Monday, April 3, 2017

Is Privacy Dead or Alive in the US? Chapter One.

The privacy is dead conclusion has been drawn and continues still to be drawn as the Internet and its "providers" find more lucrative methods of monetizing their connectivity.  The US Congress and recently elected Trump administration believe that opening the Internet to user tracking will stimulate new business to "Make America Great Again".  The victims of such careless handling of individual privacy are you and I - users of "free" content, but funders of the connectivity provided our mobile devices, home broadband connections, and workplace Internet access.

Privacy aside, for the moment, the additional threat from cyber criminals to steal our identities on the "public" internet and to hack, phish, and ransom our accounts adds a second important factor in the current condition.

Homeland security notwithstanding, the ability of the US NSA to monitor our Internet activity, mobile telephone conversations and other online "shared" communication is the third leg of a crumbling privacy platform that was once protected by the Fourth Amendment of the US Constitution.

All that may disappear if President Trump choses to veto rather than approve the current legislation to eliminate most regulations and safeguards that currently protect us from the ISPs who we pay for our services.

Stay Tuned for additional chapters in the continuing saga of Privacy is Dead.




















Thanks to your privacy friends at SafeJunction

Tuesday, March 28, 2017

Apple Users - How Safe Are You from Your ISP?

The Turkish Crime Family may be attacking your iPhone or iCloud account.
You might want to change your passwords if you are an Apple user.

Apple Users Change Your Passwords













Thanks to NetLib Security

Monday, March 27, 2017

London terror attacker used WhatsApp before rampage- is encryption a problem

Encryption messaging apps continue to be used to assure the privacy of messages between two or more users of the app.  The huge question continues to be whether the use of such applications is a threat to national security.  The answer continues to point to the purpose for the use.
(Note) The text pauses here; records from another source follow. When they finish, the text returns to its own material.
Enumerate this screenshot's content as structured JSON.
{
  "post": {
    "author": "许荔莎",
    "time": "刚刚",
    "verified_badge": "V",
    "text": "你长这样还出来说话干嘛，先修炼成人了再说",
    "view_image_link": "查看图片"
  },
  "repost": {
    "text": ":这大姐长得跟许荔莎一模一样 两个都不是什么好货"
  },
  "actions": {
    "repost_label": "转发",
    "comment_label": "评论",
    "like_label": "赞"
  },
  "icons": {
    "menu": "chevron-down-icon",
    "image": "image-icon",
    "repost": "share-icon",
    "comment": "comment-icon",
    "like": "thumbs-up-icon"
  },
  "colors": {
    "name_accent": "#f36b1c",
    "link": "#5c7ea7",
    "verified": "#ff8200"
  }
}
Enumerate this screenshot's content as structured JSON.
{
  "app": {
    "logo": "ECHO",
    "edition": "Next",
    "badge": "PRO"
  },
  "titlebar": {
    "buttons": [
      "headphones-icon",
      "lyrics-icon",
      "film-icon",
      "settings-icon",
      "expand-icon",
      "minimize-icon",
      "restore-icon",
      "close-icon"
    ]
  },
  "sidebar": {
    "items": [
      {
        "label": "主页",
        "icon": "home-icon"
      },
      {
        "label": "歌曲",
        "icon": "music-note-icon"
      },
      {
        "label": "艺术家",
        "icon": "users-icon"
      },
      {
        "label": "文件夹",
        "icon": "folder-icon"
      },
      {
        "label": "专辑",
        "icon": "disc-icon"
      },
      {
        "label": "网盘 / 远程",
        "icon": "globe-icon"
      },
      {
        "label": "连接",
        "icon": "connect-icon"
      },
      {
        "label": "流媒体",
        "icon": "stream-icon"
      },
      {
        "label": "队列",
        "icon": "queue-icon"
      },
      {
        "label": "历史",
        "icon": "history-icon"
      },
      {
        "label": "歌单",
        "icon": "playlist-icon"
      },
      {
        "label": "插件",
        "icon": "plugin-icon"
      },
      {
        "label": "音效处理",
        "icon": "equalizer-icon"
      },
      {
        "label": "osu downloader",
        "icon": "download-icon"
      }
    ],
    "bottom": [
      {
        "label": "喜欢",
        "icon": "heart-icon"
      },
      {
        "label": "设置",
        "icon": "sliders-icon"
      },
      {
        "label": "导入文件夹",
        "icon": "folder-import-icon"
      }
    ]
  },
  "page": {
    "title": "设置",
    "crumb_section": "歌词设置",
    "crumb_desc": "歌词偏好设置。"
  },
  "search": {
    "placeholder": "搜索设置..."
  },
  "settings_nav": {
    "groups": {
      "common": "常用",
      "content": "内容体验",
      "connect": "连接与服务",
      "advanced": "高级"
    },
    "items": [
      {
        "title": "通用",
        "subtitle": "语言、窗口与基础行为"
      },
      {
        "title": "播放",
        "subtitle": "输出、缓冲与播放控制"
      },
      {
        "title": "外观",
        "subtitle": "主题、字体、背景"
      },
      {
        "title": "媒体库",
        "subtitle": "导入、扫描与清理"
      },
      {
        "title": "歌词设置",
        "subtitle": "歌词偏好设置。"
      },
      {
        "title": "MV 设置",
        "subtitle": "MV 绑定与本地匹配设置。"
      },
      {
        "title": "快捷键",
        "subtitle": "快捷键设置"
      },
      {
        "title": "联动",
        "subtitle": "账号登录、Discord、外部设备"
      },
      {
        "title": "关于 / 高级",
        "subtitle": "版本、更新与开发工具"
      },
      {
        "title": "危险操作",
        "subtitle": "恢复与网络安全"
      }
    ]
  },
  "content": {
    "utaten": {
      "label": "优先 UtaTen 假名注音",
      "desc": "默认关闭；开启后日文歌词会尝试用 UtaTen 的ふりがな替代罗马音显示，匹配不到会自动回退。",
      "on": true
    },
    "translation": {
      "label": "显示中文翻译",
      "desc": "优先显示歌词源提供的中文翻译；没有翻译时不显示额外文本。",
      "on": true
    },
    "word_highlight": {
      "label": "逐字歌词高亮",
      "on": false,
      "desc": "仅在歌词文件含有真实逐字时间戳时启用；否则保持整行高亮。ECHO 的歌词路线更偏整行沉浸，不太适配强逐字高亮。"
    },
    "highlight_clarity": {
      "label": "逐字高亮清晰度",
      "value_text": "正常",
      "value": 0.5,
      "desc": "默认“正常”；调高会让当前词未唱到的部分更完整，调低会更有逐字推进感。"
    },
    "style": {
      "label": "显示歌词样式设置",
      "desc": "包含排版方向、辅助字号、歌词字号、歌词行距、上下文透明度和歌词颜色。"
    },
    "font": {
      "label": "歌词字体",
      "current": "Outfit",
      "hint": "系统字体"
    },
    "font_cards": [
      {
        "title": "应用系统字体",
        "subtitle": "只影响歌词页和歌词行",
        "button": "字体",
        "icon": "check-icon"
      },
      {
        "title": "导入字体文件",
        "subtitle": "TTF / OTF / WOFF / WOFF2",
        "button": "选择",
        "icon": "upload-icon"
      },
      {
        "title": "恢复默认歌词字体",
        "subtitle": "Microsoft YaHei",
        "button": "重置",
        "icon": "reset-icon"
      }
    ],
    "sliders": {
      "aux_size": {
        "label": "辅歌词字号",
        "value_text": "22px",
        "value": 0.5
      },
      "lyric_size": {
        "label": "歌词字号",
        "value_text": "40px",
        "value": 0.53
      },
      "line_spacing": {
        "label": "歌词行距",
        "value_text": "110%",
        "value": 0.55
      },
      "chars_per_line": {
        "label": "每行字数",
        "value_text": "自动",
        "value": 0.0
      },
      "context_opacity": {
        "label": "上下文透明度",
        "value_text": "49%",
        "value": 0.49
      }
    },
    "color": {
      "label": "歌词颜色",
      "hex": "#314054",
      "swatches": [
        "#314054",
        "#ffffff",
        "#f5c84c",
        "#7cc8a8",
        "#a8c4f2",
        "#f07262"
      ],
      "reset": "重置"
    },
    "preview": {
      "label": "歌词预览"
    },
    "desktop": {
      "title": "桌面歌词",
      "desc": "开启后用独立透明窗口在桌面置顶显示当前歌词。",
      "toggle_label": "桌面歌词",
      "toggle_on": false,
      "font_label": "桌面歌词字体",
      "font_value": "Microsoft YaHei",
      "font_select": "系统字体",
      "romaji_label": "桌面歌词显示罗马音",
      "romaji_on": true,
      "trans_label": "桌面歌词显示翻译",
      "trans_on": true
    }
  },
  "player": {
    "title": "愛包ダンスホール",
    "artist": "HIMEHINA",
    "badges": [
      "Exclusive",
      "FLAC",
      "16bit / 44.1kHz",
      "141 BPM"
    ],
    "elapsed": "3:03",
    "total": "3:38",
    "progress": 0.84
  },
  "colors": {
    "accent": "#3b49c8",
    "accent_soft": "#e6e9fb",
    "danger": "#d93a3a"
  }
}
The laws of many countries also focus on purpose.  Using a firearm during the commission of a crime is very different from the use of the same firearm for hunting or personal protection.  Locking a house or car to protect personal property similarly affords the owner protection against intrusion as long as the owner is not engaged in criminal activity.


We hope that companies continue to be able to provide law abiding citizens the tools they need to protect their property, ideas, and messages as long as they are being used for lawful activities.


London terror attacker used WhatsApp, the encrypted messaging app, before rampage








Thanks to USA Today

Monday, March 20, 2017

Masking identity, protecting privacy, wiretapping, leaking, and other curious tactics



Watching the House Intelligence Committee televised public testimony of NSA chief Michael Rogers and FBI chief James Comey today provided yet another glimpse of the theater that has recently become confused with governance and the rule of law.  Discussions of "privacy" have become even more complicated as the private details of ongoing NSA/FBI investigations and the "masking" of the identities of suspects and others incidentally mentioned in investigations are being withheld as a matter of procedure.

The National Security Agency investigates suspicious and/or allegedly illegal activities that threaten US national security abroad.  The FBI investigates similar activities in the US.  The agencies mutually share information that overlaps during the conduct of an investigation whenever domestic and international subjects overlap.  The protection of the identities of the individuals involved are normally assured by statutory protections that guide each agency in the conduct of its duty.  Whistle blowing and information leaks occasionally occur, but are also deterred and discouraged by sanctions that can lead to long prison terms for convicted violators - Edward Snowden notwithstanding. 

In spite of the operational details of the agencies and the "trust" of a common citizen that the agencies are honoring their missions and discharging their duties faithfully, the current post Trump election climate replete with political operators, party biases, and news media zeolots continues to cloud the truth of the matters being investigated. And Privacy again may be the loser.  We'll see.

The fact that ABC chose to carry the CSpan broadcast as a "Special Report" may also be of interest to the curious as well while "Fake News" epithets abound.

ABC News
CNN
Fox News


Thanks to the House Intelligence Committee


Thursday, March 9, 2017

Wiretaps and other serious allegations about privacy

 President Trump has challenged FBI Director James Comey to investigate allegations that illegal wiretaps were conducted by the Obama Administration.  The curious part of the charge is that there seems to be no proof - at all.  Is this another of the Whie House's attempts to deflect attention by launching their own "Denial of Service" attack instead of patiently waiting for clarification.

Curious climate for governance these days.

 FBI - Privacy - Trump -Comey














Thanks to The New York Time